* **ACTIVITY**
In your reply, restate all of the records below word for word.

[Data records for software interfaces]
━━━━━━━━━━━━━━━━

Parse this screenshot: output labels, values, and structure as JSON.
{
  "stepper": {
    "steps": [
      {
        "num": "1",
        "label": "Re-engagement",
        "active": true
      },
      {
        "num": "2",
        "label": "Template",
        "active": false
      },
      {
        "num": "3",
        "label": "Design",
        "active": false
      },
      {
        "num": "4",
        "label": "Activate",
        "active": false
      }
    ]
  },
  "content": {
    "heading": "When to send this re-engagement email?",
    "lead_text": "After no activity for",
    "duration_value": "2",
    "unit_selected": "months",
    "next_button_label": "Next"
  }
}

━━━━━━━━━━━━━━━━

* **RESPONSE TO THIS EXERCISE**
Parse this screenshot: output labels, values, and structure as JSON.
{
  "stepper": {
    "steps": [
      {
        "num": "1",
        "label": "Re-engagement",
        "active": true
      },
      {
        "num": "2",
        "label": "Template",
        "active": false
      },
      {
        "num": "3",
        "label": "Design",
        "active": false
      },
      {
        "num": "4",
        "label": "Activate",
        "active": false
      }
    ]
  },
  "content": {
    "heading": "When to send this re-engagement email?",
    "lead_text": "After no activity for",
    "duration_value": "2",
    "unit_selected": "months",
    "next_button_label": "Next"
  }
}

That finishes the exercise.